> _Data supplied_:

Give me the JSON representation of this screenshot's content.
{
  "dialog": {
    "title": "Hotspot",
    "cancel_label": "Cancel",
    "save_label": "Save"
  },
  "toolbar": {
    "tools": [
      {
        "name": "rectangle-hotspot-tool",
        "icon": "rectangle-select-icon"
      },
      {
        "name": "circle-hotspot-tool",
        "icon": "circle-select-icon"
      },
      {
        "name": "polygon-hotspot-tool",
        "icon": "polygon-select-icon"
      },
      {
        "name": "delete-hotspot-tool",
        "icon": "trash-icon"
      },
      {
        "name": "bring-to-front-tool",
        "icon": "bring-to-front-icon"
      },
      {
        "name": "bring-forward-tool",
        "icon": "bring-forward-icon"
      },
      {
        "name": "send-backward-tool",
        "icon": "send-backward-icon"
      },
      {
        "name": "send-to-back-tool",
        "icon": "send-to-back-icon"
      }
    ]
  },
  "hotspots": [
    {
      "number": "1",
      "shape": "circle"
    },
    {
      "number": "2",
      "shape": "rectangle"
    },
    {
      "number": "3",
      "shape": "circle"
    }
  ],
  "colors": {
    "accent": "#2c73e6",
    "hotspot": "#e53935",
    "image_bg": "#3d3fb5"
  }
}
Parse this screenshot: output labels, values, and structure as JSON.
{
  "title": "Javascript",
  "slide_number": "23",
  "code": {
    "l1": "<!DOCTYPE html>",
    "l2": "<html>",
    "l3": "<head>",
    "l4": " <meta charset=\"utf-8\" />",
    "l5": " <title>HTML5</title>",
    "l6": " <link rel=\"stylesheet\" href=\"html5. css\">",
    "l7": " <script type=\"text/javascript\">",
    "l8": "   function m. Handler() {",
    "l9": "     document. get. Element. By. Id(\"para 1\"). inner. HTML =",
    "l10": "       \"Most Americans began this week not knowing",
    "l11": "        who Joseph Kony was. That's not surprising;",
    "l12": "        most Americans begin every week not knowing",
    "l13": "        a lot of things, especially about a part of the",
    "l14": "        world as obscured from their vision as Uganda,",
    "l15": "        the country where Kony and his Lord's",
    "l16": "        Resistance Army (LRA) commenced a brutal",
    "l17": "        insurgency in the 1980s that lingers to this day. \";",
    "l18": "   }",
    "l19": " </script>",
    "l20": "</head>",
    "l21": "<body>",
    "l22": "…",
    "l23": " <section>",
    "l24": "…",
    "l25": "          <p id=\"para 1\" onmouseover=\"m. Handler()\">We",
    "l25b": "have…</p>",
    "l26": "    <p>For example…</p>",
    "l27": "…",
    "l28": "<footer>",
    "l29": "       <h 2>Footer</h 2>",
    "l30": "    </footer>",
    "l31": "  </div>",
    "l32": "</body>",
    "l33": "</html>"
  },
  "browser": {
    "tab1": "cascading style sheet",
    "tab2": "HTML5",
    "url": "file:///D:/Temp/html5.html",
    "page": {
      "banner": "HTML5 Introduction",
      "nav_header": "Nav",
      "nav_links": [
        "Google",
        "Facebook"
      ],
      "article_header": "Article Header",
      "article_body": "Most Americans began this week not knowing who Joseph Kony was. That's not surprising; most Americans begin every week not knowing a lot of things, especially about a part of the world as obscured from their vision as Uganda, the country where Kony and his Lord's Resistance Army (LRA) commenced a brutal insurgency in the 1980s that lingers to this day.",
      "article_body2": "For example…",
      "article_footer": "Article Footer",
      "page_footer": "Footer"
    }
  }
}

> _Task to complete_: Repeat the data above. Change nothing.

> _Exercise answer_:
Give me the JSON representation of this screenshot's content.
{
  "dialog": {
    "title": "Hotspot",
    "cancel_label": "Cancel",
    "save_label": "Save"
  },
  "toolbar": {
    "tools": [
      {
        "name": "rectangle-hotspot-tool",
        "icon": "rectangle-select-icon"
      },
      {
        "name": "circle-hotspot-tool",
        "icon": "circle-select-icon"
      },
      {
        "name": "polygon-hotspot-tool",
        "icon": "polygon-select-icon"
      },
      {
        "name": "delete-hotspot-tool",
        "icon": "trash-icon"
      },
      {
        "name": "bring-to-front-tool",
        "icon": "bring-to-front-icon"
      },
      {
        "name": "bring-forward-tool",
        "icon": "bring-forward-icon"
      },
      {
        "name": "send-backward-tool",
        "icon": "send-backward-icon"
      },
      {
        "name": "send-to-back-tool",
        "icon": "send-to-back-icon"
      }
    ]
  },
  "hotspots": [
    {
      "number": "1",
      "shape": "circle"
    },
    {
      "number": "2",
      "shape": "rectangle"
    },
    {
      "number": "3",
      "shape": "circle"
    }
  ],
  "colors": {
    "accent": "#2c73e6",
    "hotspot": "#e53935",
    "image_bg": "#3d3fb5"
  }
}
Parse this screenshot: output labels, values, and structure as JSON.
{
  "title": "Javascript",
  "slide_number": "23",
  "code": {
    "l1": "<!DOCTYPE html>",
    "l2": "<html>",
    "l3": "<head>",
    "l4": " <meta charset=\"utf-8\" />",
    "l5": " <title>HTML5</title>",
    "l6": " <link rel=\"stylesheet\" href=\"html5. css\">",
    "l7": " <script type=\"text/javascript\">",
    "l8": "   function m. Handler() {",
    "l9": "     document. get. Element. By. Id(\"para 1\"). inner. HTML =",
    "l10": "       \"Most Americans began this week not knowing",
    "l11": "        who Joseph Kony was. That's not surprising;",
    "l12": "        most Americans begin every week not knowing",
    "l13": "        a lot of things, especially about a part of the",
    "l14": "        world as obscured from their vision as Uganda,",
    "l15": "        the country where Kony and his Lord's",
    "l16": "        Resistance Army (LRA) commenced a brutal",
    "l17": "        insurgency in the 1980s that lingers to this day. \";",
    "l18": "   }",
    "l19": " </script>",
    "l20": "</head>",
    "l21": "<body>",
    "l22": "…",
    "l23": " <section>",
    "l24": "…",
    "l25": "          <p id=\"para 1\" onmouseover=\"m. Handler()\">We",
    "l25b": "have…</p>",
    "l26": "    <p>For example…</p>",
    "l27": "…",
    "l28": "<footer>",
    "l29": "       <h 2>Footer</h 2>",
    "l30": "    </footer>",
    "l31": "  </div>",
    "l32": "</body>",
    "l33": "</html>"
  },
  "browser": {
    "tab1": "cascading style sheet",
    "tab2": "HTML5",
    "url": "file:///D:/Temp/html5.html",
    "page": {
      "banner": "HTML5 Introduction",
      "nav_header": "Nav",
      "nav_links": [
        "Google",
        "Facebook"
      ],
      "article_header": "Article Header",
      "article_body": "Most Americans began this week not knowing who Joseph Kony was. That's not surprising; most Americans begin every week not knowing a lot of things, especially about a part of the world as obscured from their vision as Uganda, the country where Kony and his Lord's Resistance Army (LRA) commenced a brutal insurgency in the 1980s that lingers to this day.",
      "article_body2": "For example…",
      "article_footer": "Article Footer",
      "page_footer": "Footer"
    }
  }
}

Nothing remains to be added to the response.